* _Activity_
For this exercise, repeat the records below exactly and omit every picture.

[Data excerpts]
══════════════════════════════

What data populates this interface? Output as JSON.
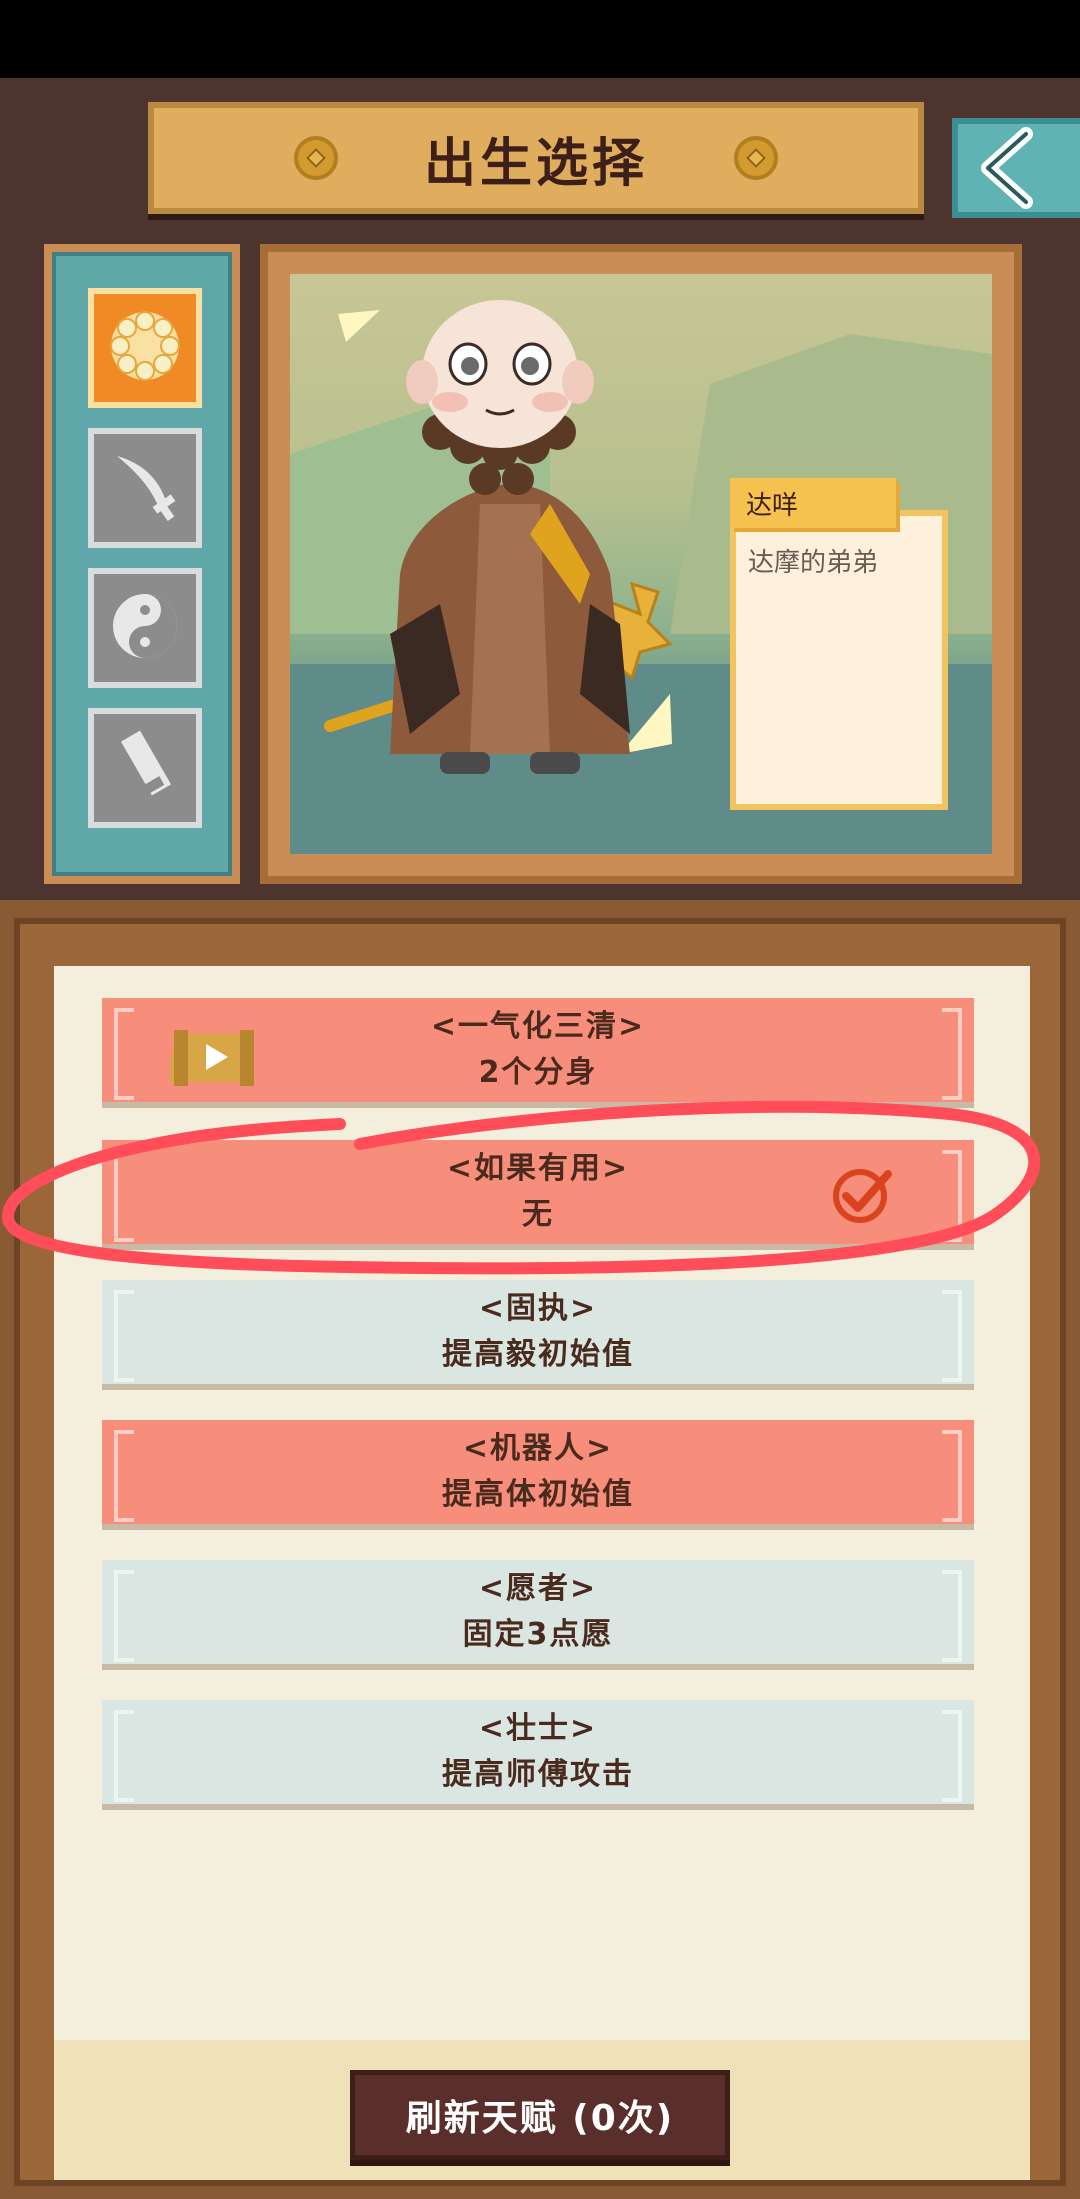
{
  "header": {
    "title": "出生选择"
  },
  "rail": {
    "items": [
      "orb-icon",
      "sword-icon",
      "yin-yang-icon",
      "scroll-icon"
    ]
  },
  "character": {
    "name": "达咩",
    "description": "达摩的弟弟"
  },
  "talents": [
    {
      "name": "<一气化三清>",
      "desc": "2个分身",
      "color": "red",
      "video": true
    },
    {
      "name": "<如果有用>",
      "desc": "无",
      "color": "red",
      "selected": true
    },
    {
      "name": "<固执>",
      "desc": "提高毅初始值",
      "color": "blue"
    },
    {
      "name": "<机器人>",
      "desc": "提高体初始值",
      "color": "red"
    },
    {
      "name": "<愿者>",
      "desc": "固定3点愿",
      "color": "blue"
    },
    {
      "name": "<壮士>",
      "desc": "提高师傅攻击",
      "color": "blue"
    }
  ],
  "refresh": {
    "label": "刷新天赋 (0次)"
  },
  "colors": {
    "accent_red": "#f78e7c",
    "accent_blue": "#d9e6e2",
    "panel_brown": "#4e342e",
    "highlight": "#ff4d5a"
  }
}
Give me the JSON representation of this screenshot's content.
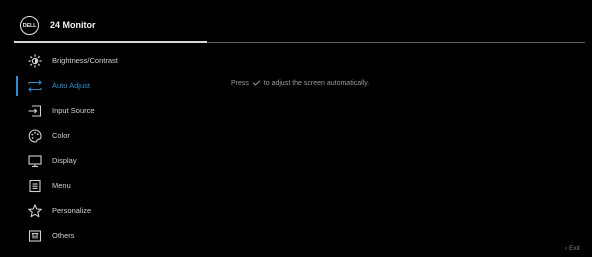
{
  "header": {
    "logo_text": "DELL",
    "title": "24 Monitor"
  },
  "menu": {
    "items": [
      {
        "label": "Brightness/Contrast",
        "icon": "brightness-icon"
      },
      {
        "label": "Auto Adjust",
        "icon": "auto-adjust-icon",
        "active": true
      },
      {
        "label": "Input Source",
        "icon": "input-source-icon"
      },
      {
        "label": "Color",
        "icon": "color-palette-icon"
      },
      {
        "label": "Display",
        "icon": "display-monitor-icon"
      },
      {
        "label": "Menu",
        "icon": "menu-document-icon"
      },
      {
        "label": "Personalize",
        "icon": "star-icon"
      },
      {
        "label": "Others",
        "icon": "others-icon"
      }
    ]
  },
  "content": {
    "desc_prefix": "Press",
    "desc_suffix": "to adjust the  screen automatically."
  },
  "footer": {
    "exit_label": "Exit",
    "exit_icon": "chevron-left-icon"
  },
  "colors": {
    "accent": "#2f8bd0",
    "background": "#000000",
    "text": "#d0d0d0"
  }
}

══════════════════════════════

* _Exercise output_
What data populates this interface? Output as JSON.
{
  "header": {
    "title": "出生选择"
  },
  "rail": {
    "items": [
      "orb-icon",
      "sword-icon",
      "yin-yang-icon",
      "scroll-icon"
    ]
  },
  "character": {
    "name": "达咩",
    "description": "达摩的弟弟"
  },
  "talents": [
    {
      "name": "<一气化三清>",
      "desc": "2个分身",
      "color": "red",
      "video": true
    },
    {
      "name": "<如果有用>",
      "desc": "无",
      "color": "red",
      "selected": true
    },
    {
      "name": "<固执>",
      "desc": "提高毅初始值",
      "color": "blue"
    },
    {
      "name": "<机器人>",
      "desc": "提高体初始值",
      "color": "red"
    },
    {
      "name": "<愿者>",
      "desc": "固定3点愿",
      "color": "blue"
    },
    {
      "name": "<壮士>",
      "desc": "提高师傅攻击",
      "color": "blue"
    }
  ],
  "refresh": {
    "label": "刷新天赋 (0次)"
  },
  "colors": {
    "accent_red": "#f78e7c",
    "accent_blue": "#d9e6e2",
    "panel_brown": "#4e342e",
    "highlight": "#ff4d5a"
  }
}
Give me the JSON representation of this screenshot's content.
{
  "header": {
    "logo_text": "DELL",
    "title": "24 Monitor"
  },
  "menu": {
    "items": [
      {
        "label": "Brightness/Contrast",
        "icon": "brightness-icon"
      },
      {
        "label": "Auto Adjust",
        "icon": "auto-adjust-icon",
        "active": true
      },
      {
        "label": "Input Source",
        "icon": "input-source-icon"
      },
      {
        "label": "Color",
        "icon": "color-palette-icon"
      },
      {
        "label": "Display",
        "icon": "display-monitor-icon"
      },
      {
        "label": "Menu",
        "icon": "menu-document-icon"
      },
      {
        "label": "Personalize",
        "icon": "star-icon"
      },
      {
        "label": "Others",
        "icon": "others-icon"
      }
    ]
  },
  "content": {
    "desc_prefix": "Press",
    "desc_suffix": "to adjust the  screen automatically."
  },
  "footer": {
    "exit_label": "Exit",
    "exit_icon": "chevron-left-icon"
  },
  "colors": {
    "accent": "#2f8bd0",
    "background": "#000000",
    "text": "#d0d0d0"
  }
}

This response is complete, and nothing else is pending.